*** EXTRACTED ENTRIES ***

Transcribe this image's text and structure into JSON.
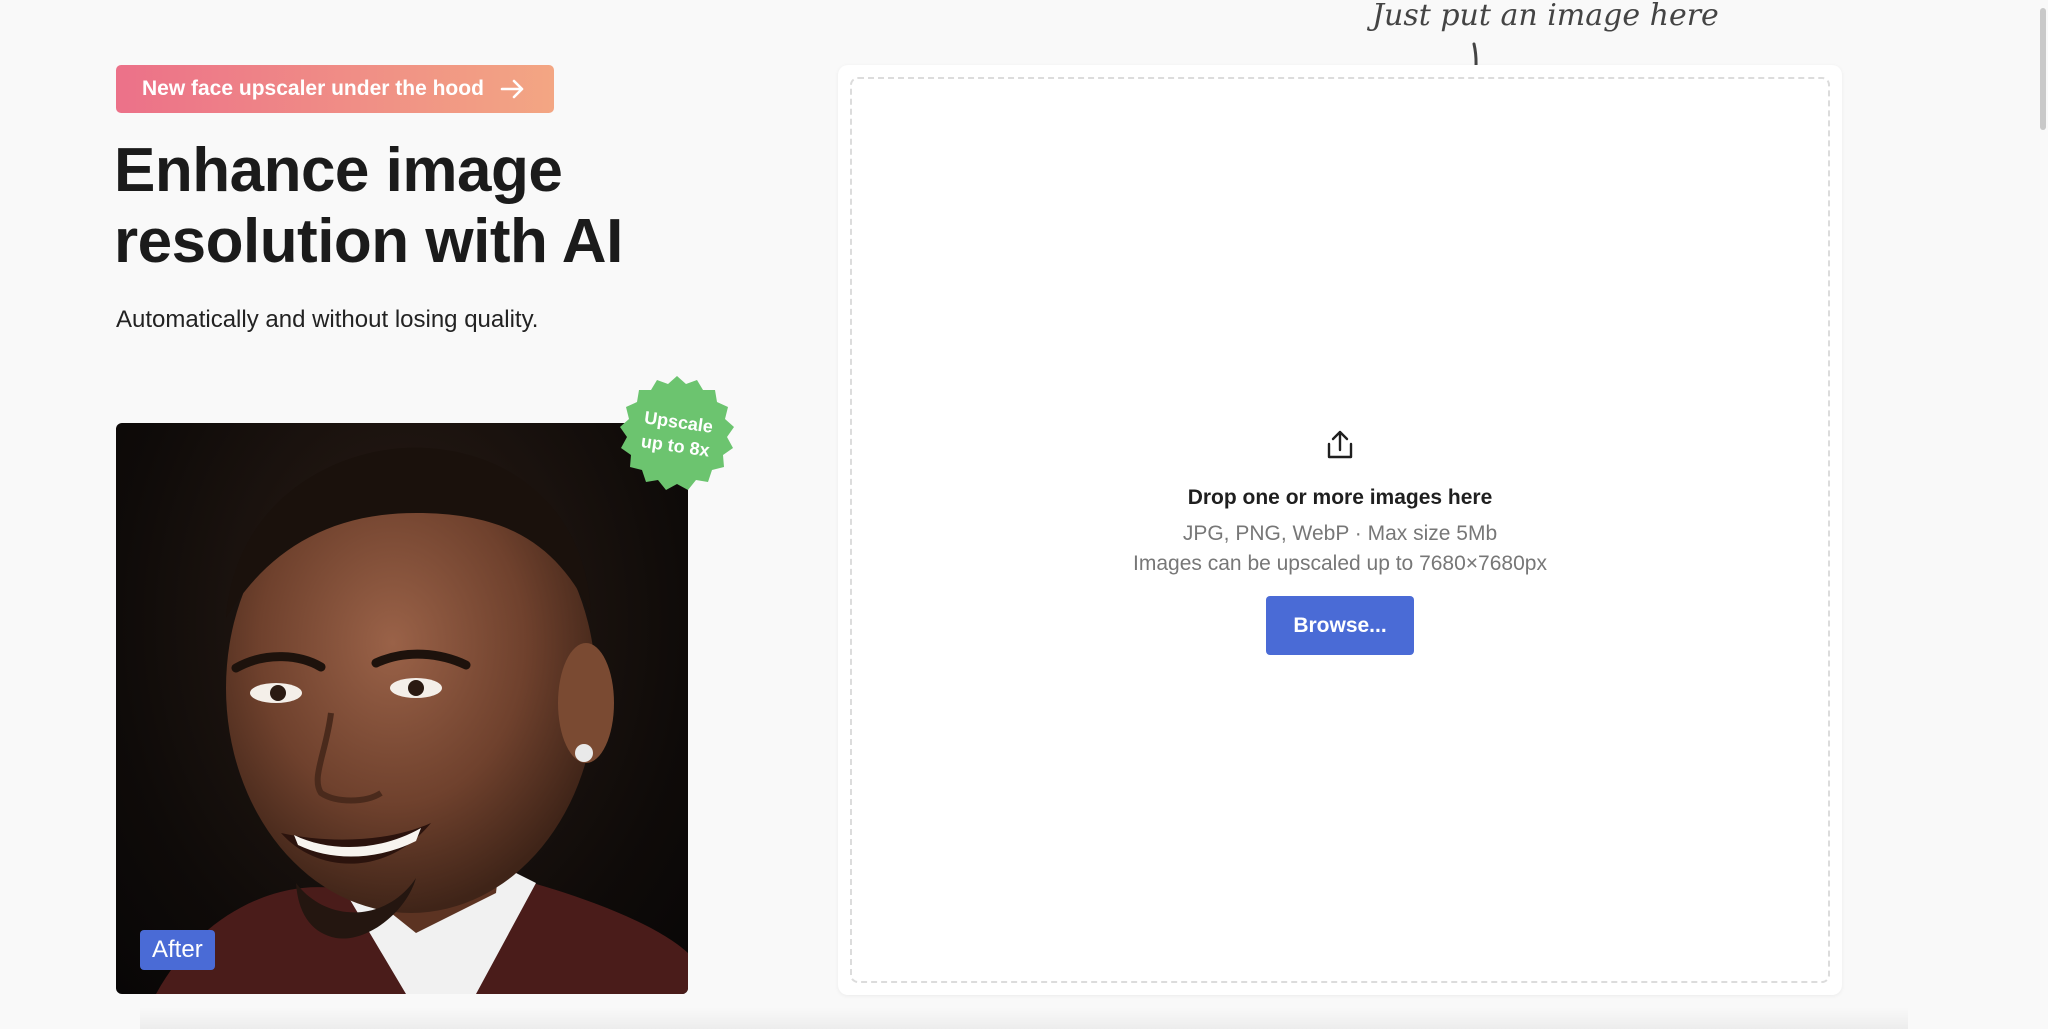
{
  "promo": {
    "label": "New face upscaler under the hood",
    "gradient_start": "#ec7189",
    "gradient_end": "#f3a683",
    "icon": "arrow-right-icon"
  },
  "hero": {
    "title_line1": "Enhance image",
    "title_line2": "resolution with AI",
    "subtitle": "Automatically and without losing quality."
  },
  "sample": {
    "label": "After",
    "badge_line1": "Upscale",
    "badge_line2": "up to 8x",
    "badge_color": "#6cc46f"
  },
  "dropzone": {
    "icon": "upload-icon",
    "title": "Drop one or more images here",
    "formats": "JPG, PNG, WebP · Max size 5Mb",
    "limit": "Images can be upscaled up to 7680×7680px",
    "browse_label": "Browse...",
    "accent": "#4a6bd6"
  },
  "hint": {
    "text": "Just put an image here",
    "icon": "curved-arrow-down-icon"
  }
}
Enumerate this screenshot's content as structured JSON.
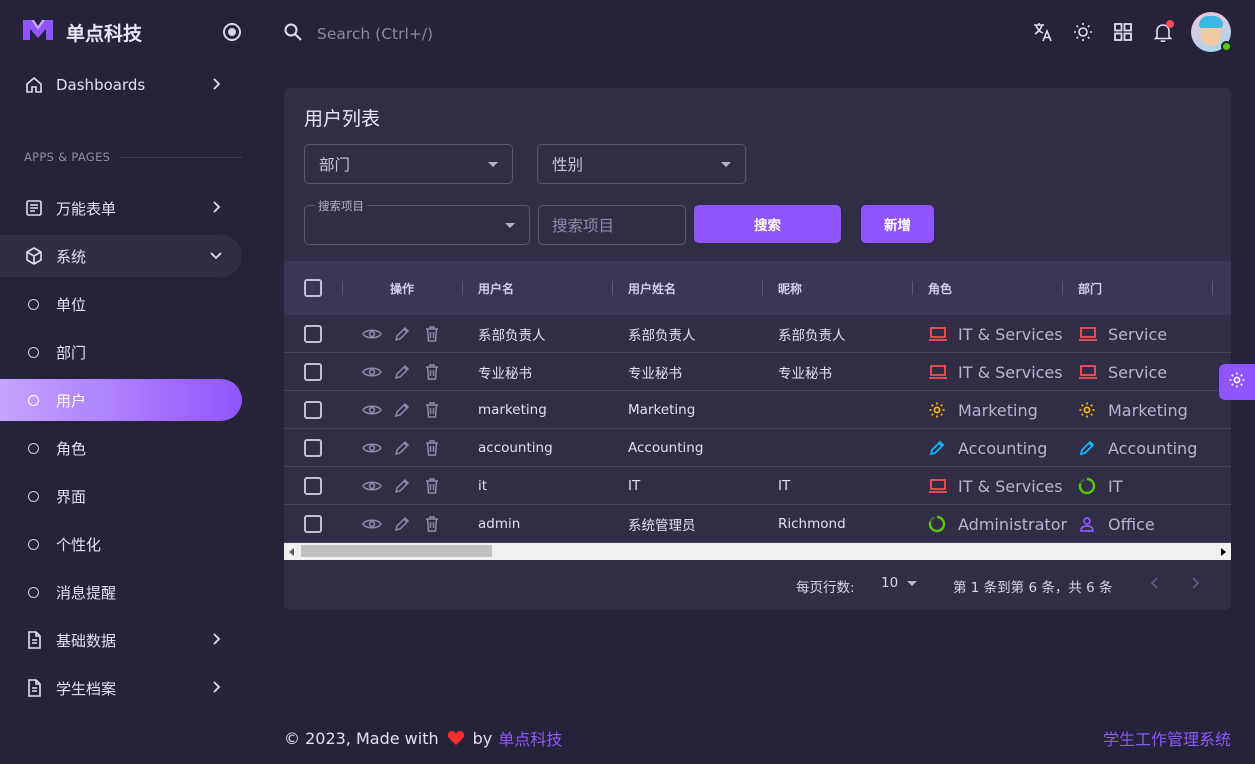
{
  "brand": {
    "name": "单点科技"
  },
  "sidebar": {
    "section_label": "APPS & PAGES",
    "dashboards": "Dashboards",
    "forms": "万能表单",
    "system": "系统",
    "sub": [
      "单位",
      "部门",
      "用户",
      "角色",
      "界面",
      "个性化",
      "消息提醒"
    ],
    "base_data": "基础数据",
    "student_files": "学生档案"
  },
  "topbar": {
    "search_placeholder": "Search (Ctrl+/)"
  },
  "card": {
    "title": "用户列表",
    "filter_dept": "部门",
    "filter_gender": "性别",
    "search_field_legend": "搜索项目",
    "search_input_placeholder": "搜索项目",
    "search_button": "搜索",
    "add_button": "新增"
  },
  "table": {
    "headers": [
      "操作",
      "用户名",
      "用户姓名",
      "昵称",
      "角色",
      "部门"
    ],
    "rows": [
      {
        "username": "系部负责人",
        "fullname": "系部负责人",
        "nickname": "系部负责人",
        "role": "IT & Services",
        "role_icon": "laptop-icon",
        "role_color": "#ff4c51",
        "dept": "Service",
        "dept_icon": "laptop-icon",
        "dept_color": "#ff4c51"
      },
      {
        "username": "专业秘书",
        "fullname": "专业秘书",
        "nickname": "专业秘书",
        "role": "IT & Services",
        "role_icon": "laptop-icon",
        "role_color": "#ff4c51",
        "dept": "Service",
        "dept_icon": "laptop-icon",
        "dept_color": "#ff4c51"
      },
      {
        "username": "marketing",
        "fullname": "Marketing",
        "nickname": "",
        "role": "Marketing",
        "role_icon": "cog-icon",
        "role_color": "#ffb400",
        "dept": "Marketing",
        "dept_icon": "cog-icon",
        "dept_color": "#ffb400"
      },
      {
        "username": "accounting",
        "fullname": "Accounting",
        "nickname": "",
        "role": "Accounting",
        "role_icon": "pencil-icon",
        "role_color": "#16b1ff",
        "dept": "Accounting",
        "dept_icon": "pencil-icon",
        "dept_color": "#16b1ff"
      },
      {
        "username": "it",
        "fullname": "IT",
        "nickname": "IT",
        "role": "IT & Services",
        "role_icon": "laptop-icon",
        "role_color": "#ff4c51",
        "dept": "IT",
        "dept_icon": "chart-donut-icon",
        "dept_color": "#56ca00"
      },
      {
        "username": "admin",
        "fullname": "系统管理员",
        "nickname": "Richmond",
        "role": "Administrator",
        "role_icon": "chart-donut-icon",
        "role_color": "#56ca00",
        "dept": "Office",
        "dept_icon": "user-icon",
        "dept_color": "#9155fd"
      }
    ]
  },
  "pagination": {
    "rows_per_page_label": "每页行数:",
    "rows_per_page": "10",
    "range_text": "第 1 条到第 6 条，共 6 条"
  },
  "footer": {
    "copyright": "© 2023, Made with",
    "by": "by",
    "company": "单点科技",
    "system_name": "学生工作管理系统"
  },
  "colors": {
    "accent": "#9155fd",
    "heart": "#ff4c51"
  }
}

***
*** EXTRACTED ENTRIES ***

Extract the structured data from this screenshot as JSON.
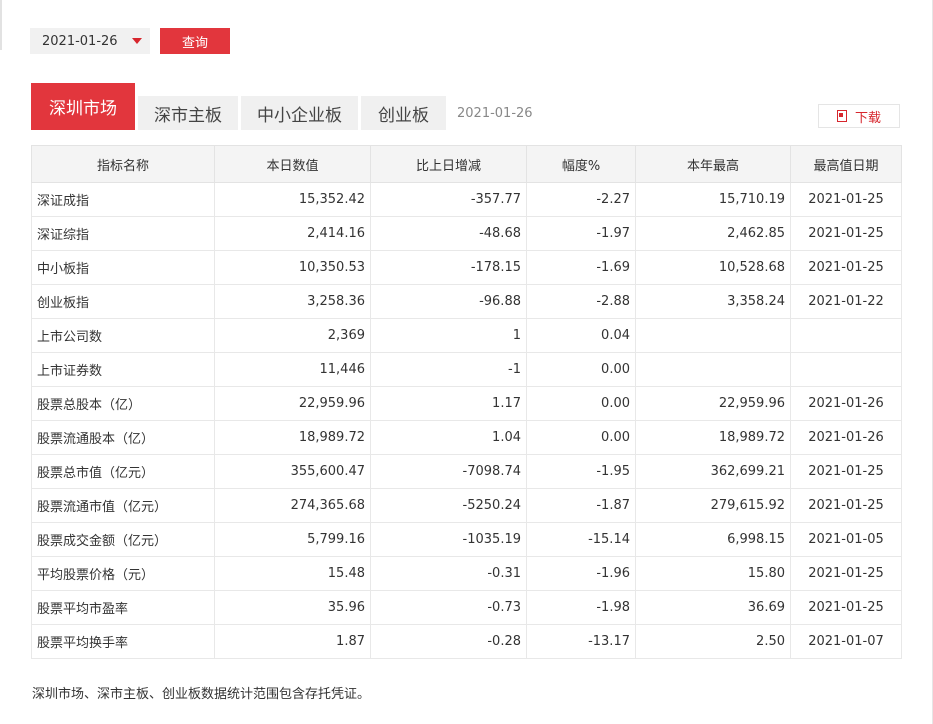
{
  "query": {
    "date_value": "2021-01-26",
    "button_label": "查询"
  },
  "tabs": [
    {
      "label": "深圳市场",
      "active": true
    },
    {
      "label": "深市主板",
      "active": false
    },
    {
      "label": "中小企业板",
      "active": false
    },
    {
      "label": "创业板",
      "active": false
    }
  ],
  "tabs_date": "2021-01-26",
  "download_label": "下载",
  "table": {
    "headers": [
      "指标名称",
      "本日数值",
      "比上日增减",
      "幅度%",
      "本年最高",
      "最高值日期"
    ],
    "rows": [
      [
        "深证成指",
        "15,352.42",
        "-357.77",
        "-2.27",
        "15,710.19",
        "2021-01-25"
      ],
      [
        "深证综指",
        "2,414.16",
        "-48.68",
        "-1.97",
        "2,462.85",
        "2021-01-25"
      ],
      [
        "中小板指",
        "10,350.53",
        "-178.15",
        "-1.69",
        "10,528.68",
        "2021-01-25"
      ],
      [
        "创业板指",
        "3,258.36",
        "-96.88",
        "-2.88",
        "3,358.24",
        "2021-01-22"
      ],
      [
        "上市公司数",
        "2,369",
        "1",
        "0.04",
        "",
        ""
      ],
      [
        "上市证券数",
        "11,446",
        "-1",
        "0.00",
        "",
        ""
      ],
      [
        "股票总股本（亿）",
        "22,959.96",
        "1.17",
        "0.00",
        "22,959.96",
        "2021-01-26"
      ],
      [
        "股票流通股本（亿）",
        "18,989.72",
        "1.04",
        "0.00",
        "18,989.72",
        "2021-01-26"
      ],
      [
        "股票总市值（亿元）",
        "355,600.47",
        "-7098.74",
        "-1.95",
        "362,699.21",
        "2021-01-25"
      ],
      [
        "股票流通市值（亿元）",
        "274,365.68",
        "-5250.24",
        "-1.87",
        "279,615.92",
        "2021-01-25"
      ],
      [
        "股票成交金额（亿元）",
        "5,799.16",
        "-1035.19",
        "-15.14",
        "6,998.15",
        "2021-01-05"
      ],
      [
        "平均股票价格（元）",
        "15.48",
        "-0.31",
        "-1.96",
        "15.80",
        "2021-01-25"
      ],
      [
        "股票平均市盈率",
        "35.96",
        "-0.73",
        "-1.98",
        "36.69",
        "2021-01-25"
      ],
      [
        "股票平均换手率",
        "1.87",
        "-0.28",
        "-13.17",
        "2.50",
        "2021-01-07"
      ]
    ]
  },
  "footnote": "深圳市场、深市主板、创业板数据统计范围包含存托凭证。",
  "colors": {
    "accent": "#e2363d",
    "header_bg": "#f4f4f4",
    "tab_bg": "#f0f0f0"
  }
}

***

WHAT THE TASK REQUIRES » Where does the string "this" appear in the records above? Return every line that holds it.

FINISHED TASK »
Transcribe this image's text and structure into JSON.
Enumerate this screenshot's content as structured JSON.
Extract the structured data from this screenshot as JSON.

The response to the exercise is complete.